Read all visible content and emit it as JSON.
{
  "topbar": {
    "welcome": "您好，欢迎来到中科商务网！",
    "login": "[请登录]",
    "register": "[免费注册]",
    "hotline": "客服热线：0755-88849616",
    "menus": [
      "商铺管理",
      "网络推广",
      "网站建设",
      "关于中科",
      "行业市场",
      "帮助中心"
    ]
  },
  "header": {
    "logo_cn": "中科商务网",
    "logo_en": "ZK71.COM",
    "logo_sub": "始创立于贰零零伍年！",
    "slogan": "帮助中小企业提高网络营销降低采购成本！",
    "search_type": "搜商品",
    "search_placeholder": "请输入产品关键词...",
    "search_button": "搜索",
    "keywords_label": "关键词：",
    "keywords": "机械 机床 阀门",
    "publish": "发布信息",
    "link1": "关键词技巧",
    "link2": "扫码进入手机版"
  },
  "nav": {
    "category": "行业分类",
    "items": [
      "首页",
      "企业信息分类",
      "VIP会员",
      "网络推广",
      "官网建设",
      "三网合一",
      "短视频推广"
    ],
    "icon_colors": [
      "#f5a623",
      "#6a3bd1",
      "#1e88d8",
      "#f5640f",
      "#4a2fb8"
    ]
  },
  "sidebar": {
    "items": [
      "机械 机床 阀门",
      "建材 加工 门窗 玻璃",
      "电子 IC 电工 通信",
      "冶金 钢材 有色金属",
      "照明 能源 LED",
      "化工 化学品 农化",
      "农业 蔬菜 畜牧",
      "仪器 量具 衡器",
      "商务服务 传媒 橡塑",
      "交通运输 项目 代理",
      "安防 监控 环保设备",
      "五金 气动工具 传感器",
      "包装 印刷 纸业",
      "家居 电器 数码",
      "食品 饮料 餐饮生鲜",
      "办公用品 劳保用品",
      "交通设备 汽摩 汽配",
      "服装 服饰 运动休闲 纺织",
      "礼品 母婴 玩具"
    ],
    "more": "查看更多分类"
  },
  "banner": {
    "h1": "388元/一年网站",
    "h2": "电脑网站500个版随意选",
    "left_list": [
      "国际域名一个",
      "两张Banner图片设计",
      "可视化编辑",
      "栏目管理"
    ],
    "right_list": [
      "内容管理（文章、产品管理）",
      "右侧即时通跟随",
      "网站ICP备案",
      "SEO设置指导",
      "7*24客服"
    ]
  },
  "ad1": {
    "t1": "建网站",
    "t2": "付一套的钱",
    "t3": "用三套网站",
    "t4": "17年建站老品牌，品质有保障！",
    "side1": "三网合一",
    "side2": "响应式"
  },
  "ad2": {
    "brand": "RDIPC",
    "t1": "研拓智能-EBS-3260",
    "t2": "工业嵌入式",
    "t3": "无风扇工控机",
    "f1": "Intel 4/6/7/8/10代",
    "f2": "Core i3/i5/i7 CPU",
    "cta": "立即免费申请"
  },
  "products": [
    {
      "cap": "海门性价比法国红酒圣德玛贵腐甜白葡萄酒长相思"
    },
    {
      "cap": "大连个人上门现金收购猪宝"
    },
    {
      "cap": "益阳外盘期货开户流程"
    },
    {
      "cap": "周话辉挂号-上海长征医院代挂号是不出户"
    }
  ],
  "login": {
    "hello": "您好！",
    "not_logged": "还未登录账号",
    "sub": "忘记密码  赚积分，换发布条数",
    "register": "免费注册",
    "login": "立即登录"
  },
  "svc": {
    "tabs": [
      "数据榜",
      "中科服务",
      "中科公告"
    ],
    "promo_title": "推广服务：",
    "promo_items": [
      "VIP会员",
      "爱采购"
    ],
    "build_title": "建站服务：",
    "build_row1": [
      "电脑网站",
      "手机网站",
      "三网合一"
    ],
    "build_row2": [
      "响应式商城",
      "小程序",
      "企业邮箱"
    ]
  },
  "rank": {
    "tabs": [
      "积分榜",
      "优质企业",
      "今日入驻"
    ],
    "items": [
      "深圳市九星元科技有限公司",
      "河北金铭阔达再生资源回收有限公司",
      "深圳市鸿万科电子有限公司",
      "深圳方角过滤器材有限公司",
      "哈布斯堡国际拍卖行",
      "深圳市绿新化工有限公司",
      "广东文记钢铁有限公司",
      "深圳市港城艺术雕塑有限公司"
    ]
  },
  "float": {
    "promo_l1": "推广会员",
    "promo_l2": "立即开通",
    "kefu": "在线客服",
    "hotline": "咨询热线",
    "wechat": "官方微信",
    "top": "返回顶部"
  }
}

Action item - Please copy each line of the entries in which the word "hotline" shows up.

Task result -
    "hotline": "客服热线：0755-88849616",
    "hotline": "咨询热线",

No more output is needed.